Click play below to see a demo of the Frogman (on a 6.25″ wrist):
Frogman vs. Rangeman vs. Mudman
The Master of G showdown.
Frogman is the G-shock dive watch. In water, it has no competition. It also has a better build quality than Rangeman and Mudman, especially with its DLC-coated stainless steel parts. The greatest weakness of Frogman is its price. It’s more expensive than Mudman and Rangeman, and you’ll have to pay extra if you want the triple sensor version.
Rangeman gives you the “best bang for the buck”. In addition to the triple sensor, it has all the premium G-Shock features that you might want from it (it’s #1 in our military G-Shock list).
Mudman is the cheapest of the three. It has a compass but comes without barometer and altimeter that the Rangeman has. It’s the most “basic” of the three, but a very good deal for a compass watch.
G-Shock Frogman is a superb diving watch that wears very comfortable despite its large size.
If you’re a serious diver, this watch is easy to recommend. You’ll likely use the majority of the functions in the Casio G-Shock Frogman on a regular basis.
If you are a tech watch collector, you’ll love the looks, quality, and overall functionally of the Frogman.
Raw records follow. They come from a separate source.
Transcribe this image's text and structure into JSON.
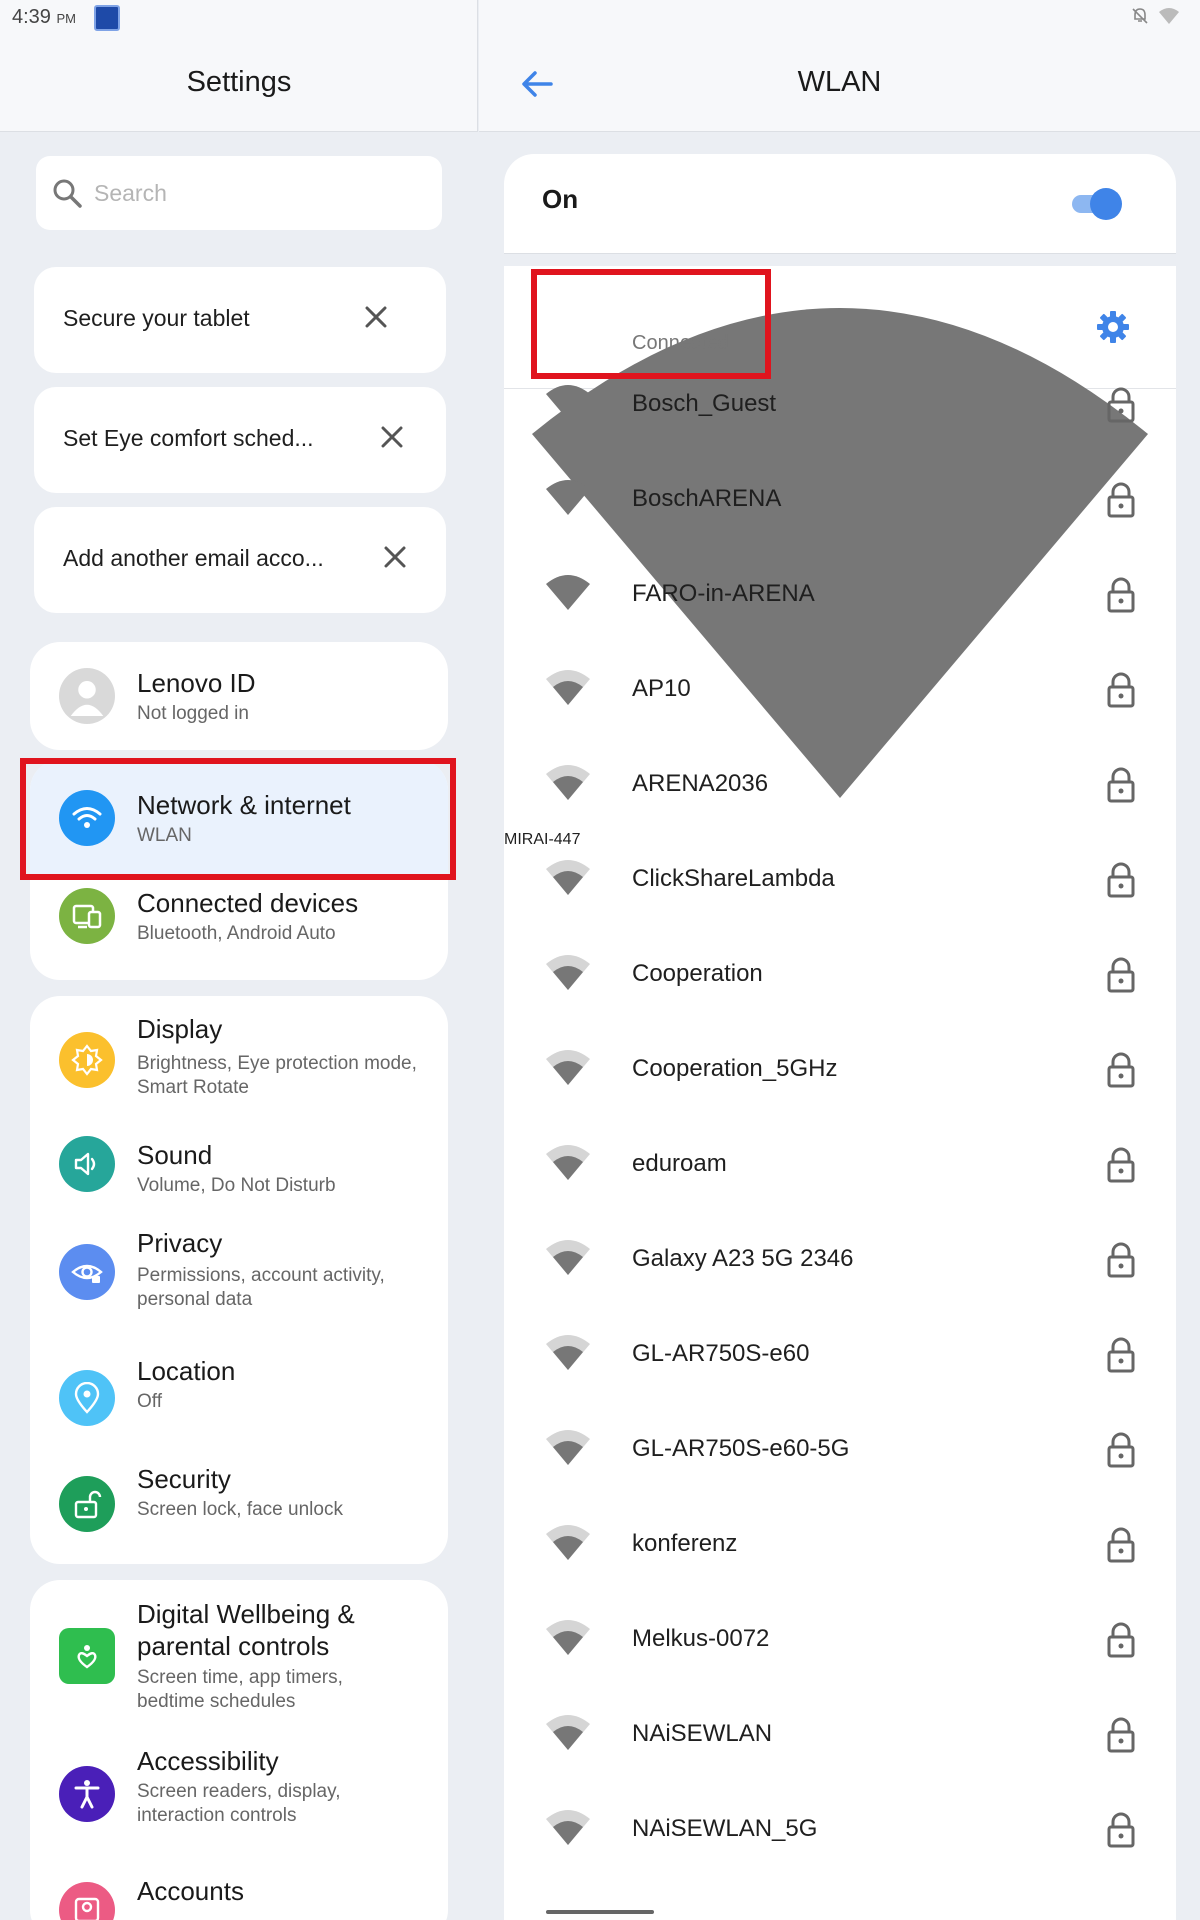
{
  "status": {
    "time": "4:39",
    "ampm": "PM"
  },
  "left": {
    "title": "Settings",
    "search_placeholder": "Search",
    "suggestions": [
      {
        "label": "Secure your tablet"
      },
      {
        "label": "Set Eye comfort sched..."
      },
      {
        "label": "Add another email acco..."
      }
    ],
    "lenovo": {
      "title": "Lenovo ID",
      "subtitle": "Not logged in"
    },
    "network": {
      "title": "Network & internet",
      "subtitle": "WLAN"
    },
    "connected": {
      "title": "Connected devices",
      "subtitle": "Bluetooth, Android Auto"
    },
    "display": {
      "title": "Display",
      "subtitle": "Brightness, Eye protection mode, Smart Rotate"
    },
    "sound": {
      "title": "Sound",
      "subtitle": "Volume, Do Not Disturb"
    },
    "privacy": {
      "title": "Privacy",
      "subtitle": "Permissions, account activity, personal data"
    },
    "location": {
      "title": "Location",
      "subtitle": "Off"
    },
    "security": {
      "title": "Security",
      "subtitle": "Screen lock, face unlock"
    },
    "wellbeing": {
      "title": "Digital Wellbeing & parental controls",
      "subtitle": "Screen time, app timers, bedtime schedules"
    },
    "accessibility": {
      "title": "Accessibility",
      "subtitle": "Screen readers, display, interaction controls"
    },
    "accounts": {
      "title": "Accounts"
    }
  },
  "right": {
    "title": "WLAN",
    "toggle_label": "On",
    "toggle_on": true,
    "connected_network": {
      "name": "MIRAI-447",
      "status": "Connected"
    },
    "networks": [
      {
        "name": "Bosch_Guest",
        "signal": "strong"
      },
      {
        "name": "BoschARENA",
        "signal": "strong"
      },
      {
        "name": "FARO-in-ARENA",
        "signal": "strong"
      },
      {
        "name": "AP10",
        "signal": "weak"
      },
      {
        "name": "ARENA2036",
        "signal": "weak"
      },
      {
        "name": "ClickShareLambda",
        "signal": "weak"
      },
      {
        "name": "Cooperation",
        "signal": "weak"
      },
      {
        "name": "Cooperation_5GHz",
        "signal": "weak"
      },
      {
        "name": "eduroam",
        "signal": "weak"
      },
      {
        "name": "Galaxy A23 5G 2346",
        "signal": "weak"
      },
      {
        "name": "GL-AR750S-e60",
        "signal": "weak"
      },
      {
        "name": "GL-AR750S-e60-5G",
        "signal": "weak"
      },
      {
        "name": "konferenz",
        "signal": "weak"
      },
      {
        "name": "Melkus-0072",
        "signal": "weak"
      },
      {
        "name": "NAiSEWLAN",
        "signal": "weak"
      },
      {
        "name": "NAiSEWLAN_5G",
        "signal": "weak"
      }
    ]
  },
  "colors": {
    "accent": "#3f84e8",
    "highlight": "#e0141e",
    "network_icon": "#2196f3",
    "connected_icon": "#7cb342",
    "display_icon": "#fbc02d",
    "sound_icon": "#26a69a",
    "privacy_icon": "#5c8df0",
    "location_icon": "#4fc3f7",
    "security_icon": "#1e9e5a",
    "wellbeing_icon": "#2fbe4f",
    "accessibility_icon": "#4a1fb8",
    "accounts_icon": "#ec5b84"
  }
}
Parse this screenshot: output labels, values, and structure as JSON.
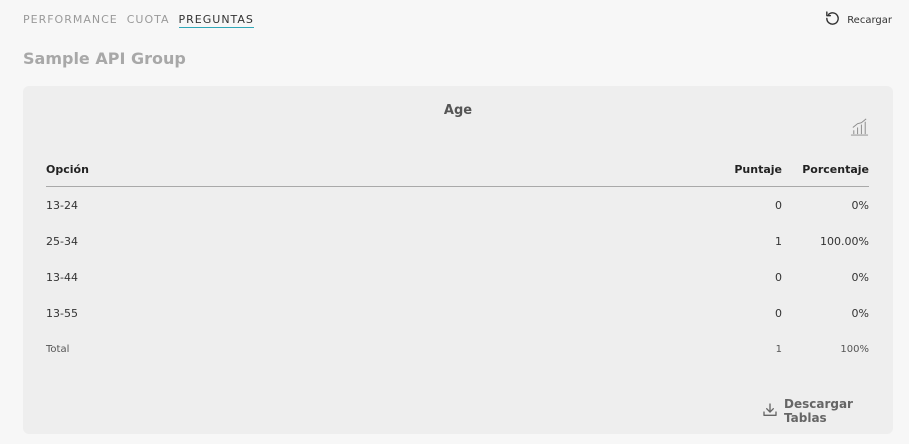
{
  "tabs": [
    {
      "label": "PERFORMANCE",
      "active": false
    },
    {
      "label": "CUOTA",
      "active": false
    },
    {
      "label": "PREGUNTAS",
      "active": true
    }
  ],
  "reload": {
    "label": "Recargar",
    "icon": "reload-icon"
  },
  "page_title": "Sample API Group",
  "card": {
    "question": "Age",
    "chart_icon": "bar-chart-icon",
    "table": {
      "headers": {
        "option": "Opción",
        "score": "Puntaje",
        "percent": "Porcentaje"
      },
      "rows": [
        {
          "option": "13-24",
          "score": "0",
          "percent": "0%"
        },
        {
          "option": "25-34",
          "score": "1",
          "percent": "100.00%"
        },
        {
          "option": "13-44",
          "score": "0",
          "percent": "0%"
        },
        {
          "option": "13-55",
          "score": "0",
          "percent": "0%"
        }
      ],
      "total": {
        "option": "Total",
        "score": "1",
        "percent": "100%"
      }
    },
    "download": {
      "label": "Descargar Tablas",
      "icon": "download-icon"
    }
  },
  "colors": {
    "accent": "#2fa7b8",
    "background": "#f7f7f7",
    "card": "#eeeeee"
  }
}
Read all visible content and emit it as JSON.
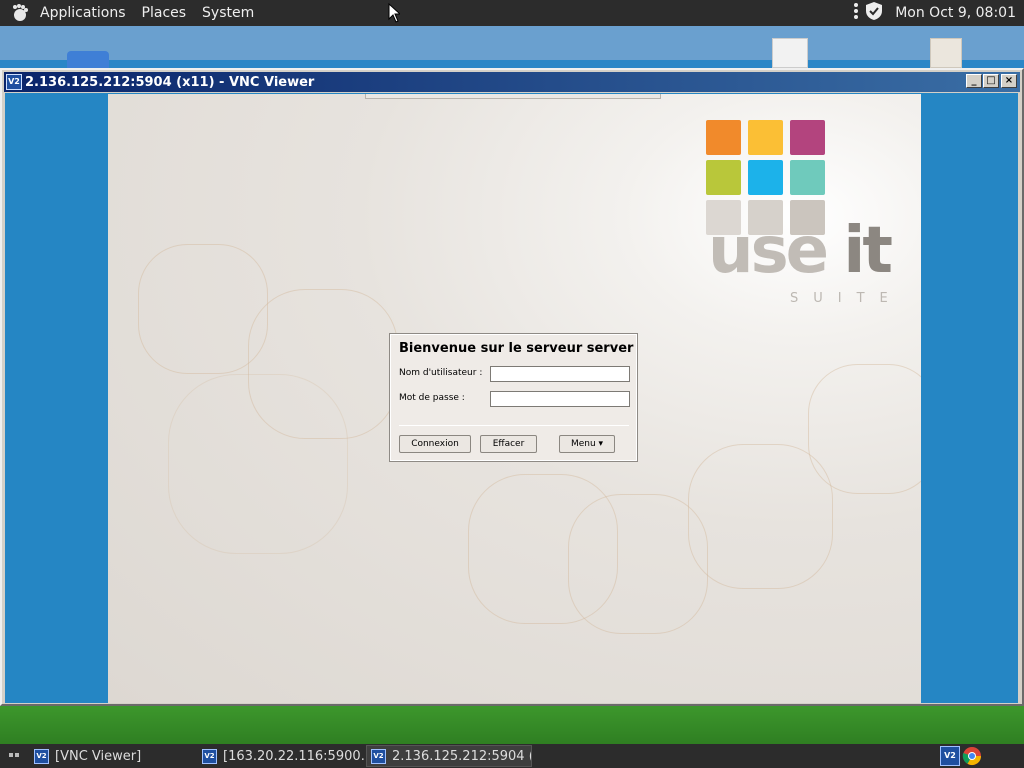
{
  "top_panel": {
    "menus": [
      "Applications",
      "Places",
      "System"
    ],
    "clock": "Mon Oct  9, 08:01",
    "icons": [
      "gnome-foot-icon",
      "more-vert-icon",
      "shield-icon"
    ]
  },
  "vnc_window": {
    "title": "2.136.125.212:5904 (x11) - VNC Viewer",
    "app_icon_text": "V2",
    "minimize": "_",
    "maximize": "□",
    "close": "×"
  },
  "remote": {
    "logo": {
      "word1": "use",
      "word2": "it",
      "tagline": "SUITE",
      "tile_colors": [
        "#f18a2b",
        "#fbbf35",
        "#b3447e",
        "#b9c73a",
        "#1cb2ea",
        "#6fcabc",
        "#dcd7d2",
        "#d6d1cb",
        "#cbc5be"
      ]
    },
    "login": {
      "title": "Bienvenue sur le serveur server",
      "username_label": "Nom d'utilisateur :",
      "password_label": "Mot de passe :",
      "username_value": "",
      "password_value": "",
      "buttons": {
        "connect": "Connexion",
        "clear": "Effacer",
        "menu": "Menu ▾"
      }
    }
  },
  "taskbar": {
    "tasks": [
      {
        "label": "[VNC Viewer]",
        "active": false
      },
      {
        "label": "[163.20.22.116:5900…",
        "active": false
      },
      {
        "label": "2.136.125.212:5904 (…",
        "active": true
      }
    ],
    "task_icon_text": "V2",
    "tray": [
      "vnc-tray-icon",
      "chrome-icon"
    ]
  }
}
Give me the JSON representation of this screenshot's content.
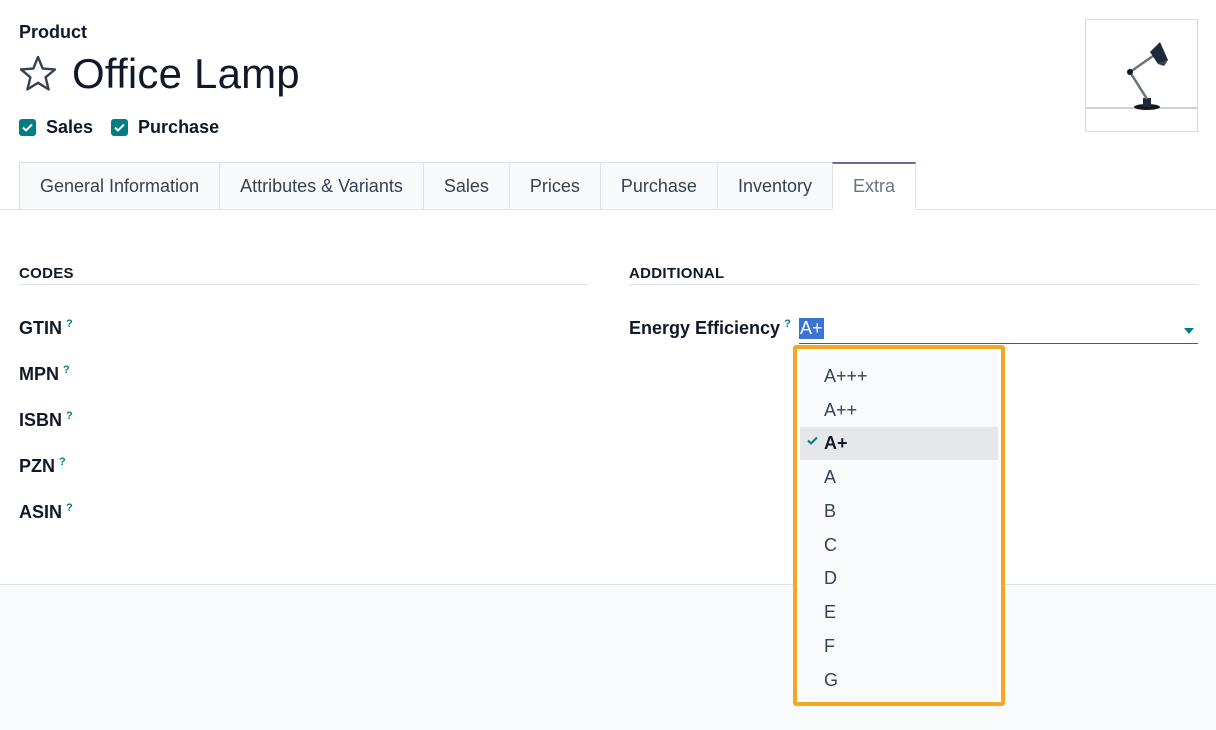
{
  "header": {
    "breadcrumb": "Product",
    "title": "Office Lamp",
    "checks": [
      {
        "label": "Sales",
        "checked": true
      },
      {
        "label": "Purchase",
        "checked": true
      }
    ]
  },
  "tabs": [
    {
      "label": "General Information"
    },
    {
      "label": "Attributes & Variants"
    },
    {
      "label": "Sales"
    },
    {
      "label": "Prices"
    },
    {
      "label": "Purchase"
    },
    {
      "label": "Inventory"
    },
    {
      "label": "Extra",
      "active": true
    }
  ],
  "codes": {
    "title": "CODES",
    "fields": [
      "GTIN",
      "MPN",
      "ISBN",
      "PZN",
      "ASIN"
    ]
  },
  "additional": {
    "title": "ADDITIONAL",
    "energy_label": "Energy Efficiency",
    "energy_value": "A+"
  },
  "help_mark": "?",
  "dropdown": {
    "options": [
      "A+++",
      "A++",
      "A+",
      "A",
      "B",
      "C",
      "D",
      "E",
      "F",
      "G"
    ],
    "selected": "A+"
  },
  "colors": {
    "accent": "#017e84",
    "highlight_border": "#f5a623",
    "tab_active": "#71639e",
    "selection": "#3b73d4"
  }
}
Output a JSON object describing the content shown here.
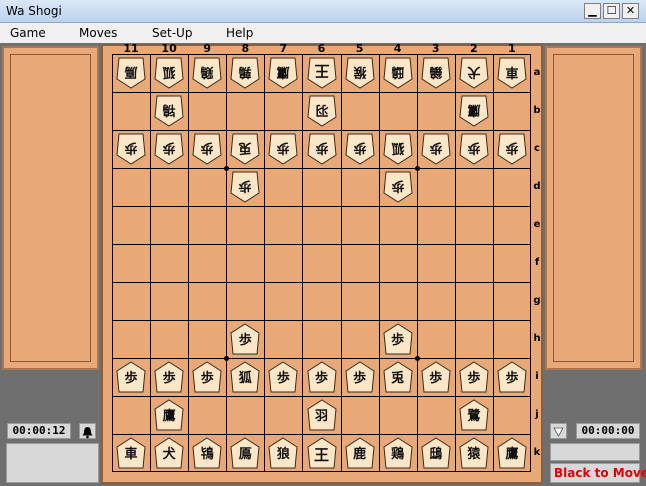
{
  "window": {
    "title": "Wa Shogi",
    "buttons": {
      "minimize": "▁",
      "maximize": "☐",
      "close": "✕"
    }
  },
  "menu": [
    "Game",
    "Moves",
    "Set-Up",
    "Help"
  ],
  "board": {
    "files": [
      "11",
      "10",
      "9",
      "8",
      "7",
      "6",
      "5",
      "4",
      "3",
      "2",
      "1"
    ],
    "ranks": [
      "a",
      "b",
      "c",
      "d",
      "e",
      "f",
      "g",
      "h",
      "i",
      "j",
      "k"
    ]
  },
  "gote": {
    "a": [
      "鳫",
      "狐",
      "鶏",
      "鶉",
      "鷹",
      "王",
      "猴",
      "鴟",
      "鶲",
      "犬",
      "車"
    ],
    "b": [
      "",
      "鴇",
      "",
      "",
      "",
      "羽",
      "",
      "",
      "",
      "鷹",
      ""
    ],
    "c": [
      "歩",
      "歩",
      "歩",
      "兎",
      "歩",
      "歩",
      "歩",
      "狐",
      "歩",
      "歩",
      "歩"
    ],
    "d": [
      "",
      "",
      "",
      "歩",
      "",
      "",
      "",
      "歩",
      "",
      "",
      ""
    ]
  },
  "sente": {
    "h": [
      "",
      "",
      "",
      "歩",
      "",
      "",
      "",
      "歩",
      "",
      "",
      ""
    ],
    "i": [
      "歩",
      "歩",
      "歩",
      "狐",
      "歩",
      "歩",
      "歩",
      "兎",
      "歩",
      "歩",
      "歩"
    ],
    "j": [
      "",
      "鷹",
      "",
      "",
      "",
      "羽",
      "",
      "",
      "",
      "鷺",
      ""
    ],
    "k": [
      "車",
      "犬",
      "鴇",
      "鳫",
      "狼",
      "王",
      "鹿",
      "鶏",
      "鴟",
      "猿",
      "鷹"
    ]
  },
  "left_panel": {
    "clock": "00:00:12",
    "bell_icon": "bell-icon"
  },
  "right_panel": {
    "clock": "00:00:00",
    "status": "Black to Move",
    "turn_icon": "triangle-down-icon"
  },
  "colors": {
    "board": "#e9a878",
    "status_text": "#e00000",
    "background": "#6f6f6f"
  }
}
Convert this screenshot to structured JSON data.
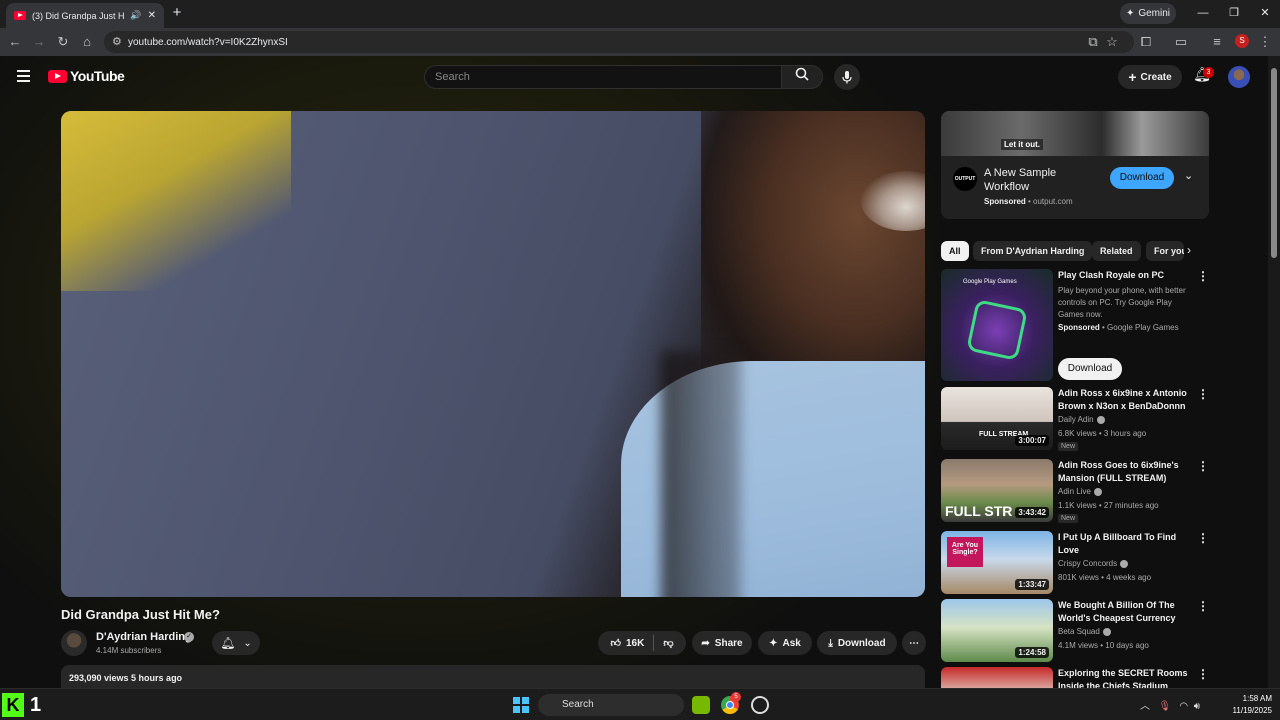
{
  "browser": {
    "tab_title": "(3) Did Grandpa Just Hit Me",
    "url": "youtube.com/watch?v=I0K2ZhynxSI",
    "gemini_label": "Gemini",
    "profile_initial": "S"
  },
  "masthead": {
    "logo_text": "YouTube",
    "search_placeholder": "Search",
    "create_label": "Create",
    "notification_count": "3"
  },
  "video": {
    "title": "Did Grandpa Just Hit Me?",
    "channel_name": "D'Aydrian Harding",
    "subscribers": "4.14M subscribers",
    "like_count": "16K",
    "share_label": "Share",
    "ask_label": "Ask",
    "download_label": "Download",
    "description_meta": "293,090 views  5 hours ago"
  },
  "ad": {
    "banner_text": "Let it out.",
    "logo_text": "OUTPUT",
    "title": "A New Sample Workflow",
    "sponsored": "Sponsored",
    "domain": "output.com",
    "cta": "Download"
  },
  "chips": [
    "All",
    "From D'Aydrian Harding",
    "Related",
    "For you"
  ],
  "recommendations": [
    {
      "title": "Play Clash Royale on PC",
      "description": "Play beyond your phone, with better controls on PC. Try Google Play Games now.",
      "sponsored": "Sponsored",
      "advertiser": "Google Play Games",
      "cta": "Download",
      "thumb_label": "Google Play Games"
    },
    {
      "title": "Adin Ross x 6ix9ine x Antonio Brown x N3on x BenDaDonnn ...",
      "channel": "Daily Adin",
      "meta": "6.8K views • 3 hours ago",
      "duration": "3:00:07",
      "badge": "New",
      "thumb_text": "FULL STREAM"
    },
    {
      "title": "Adin Ross Goes to 6ix9ine's Mansion (FULL STREAM)",
      "channel": "Adin Live",
      "meta": "1.1K views • 27 minutes ago",
      "duration": "3:43:42",
      "badge": "New",
      "thumb_text": "FULL STR"
    },
    {
      "title": "I Put Up A Billboard To Find Love",
      "channel": "Crispy Concords",
      "meta": "801K views • 4 weeks ago",
      "duration": "1:33:47",
      "thumb_text": "Are You Single?"
    },
    {
      "title": "We Bought A Billion Of The World's Cheapest Currency",
      "channel": "Beta Squad",
      "meta": "4.1M views • 10 days ago",
      "duration": "1:24:58"
    },
    {
      "title": "Exploring the SECRET Rooms Inside the Chiefs Stadium"
    }
  ],
  "taskbar": {
    "search_label": "Search",
    "chrome_badge": "5",
    "time": "1:58 AM",
    "date": "11/19/2025",
    "k_logo": "K",
    "k_number": "1"
  },
  "colors": {
    "accent_blue": "#3ea6ff",
    "brand_red": "#ff0033",
    "kick_green": "#53fc18"
  }
}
You’ll appreciate what it can do and how it is built compared to most other G-Shock watches.
G-Shock Frogman Tech Specs
Tech specs from Casio’s Website:
- Multi-Band Atomic Timekeeping (US, UK, Germany, Japan, China) Receives time calibration radio signals which keep the displayed time accurate Auto receive function up to 6 times per day (up to 5 times per day for China) Manual receive function Signal: US WWVB, UK MSF, Germany DCF77, Japan JJY40/JJY60, China BPC Frequency: US 60kHz, UK 60kHz, Germany 77.5kHz, Japan 40/60kHz, China BPC 68.5kHz
- Tough Solar Power
- Shock Resistant
- ISO 200M Water Resistant
- Full Auto EL Backlight with Afterglow
- World Time 31 times zones (48 cities + UTC), city code display, daylight saving on/off
- Moon Data (moon age of the specific data, moon phase graph)
- Tide Graph (tide level for specific date and time)
- Dive time and surface interval measurement function Dive time: 1 second increments, up to 23:59’59 Surface interval: 1 minute increments, up to 47:59’59 Memory capacity: One set of data (dive time, dive start time and surface interval)
- 1/100 second stopwatch Measuring capacity: 23:59’59.99″ Measuring modes: Elapsed time, split time, 1st-2nd place times
- Countdown timer Measuring unit: 1 second Input range: 1 minute to 24 hours (1-minute increments and 1-hour increments)
- 4 Daily alarms and 1 Snooze Alarm
- Hourly time signal
- Battery power indicator
- Power saving function
- Button Operation Tone on/off
- Full auto-calendar (pre-programmed until the year 2099)
- 12/24 hour formats
- Accuracy: +/- 15 seconds per month
- Storage battery: Solar rechargeable battery
- Approx. battery life: 8 months on full charge (without further exposure to light)
- Module: 3184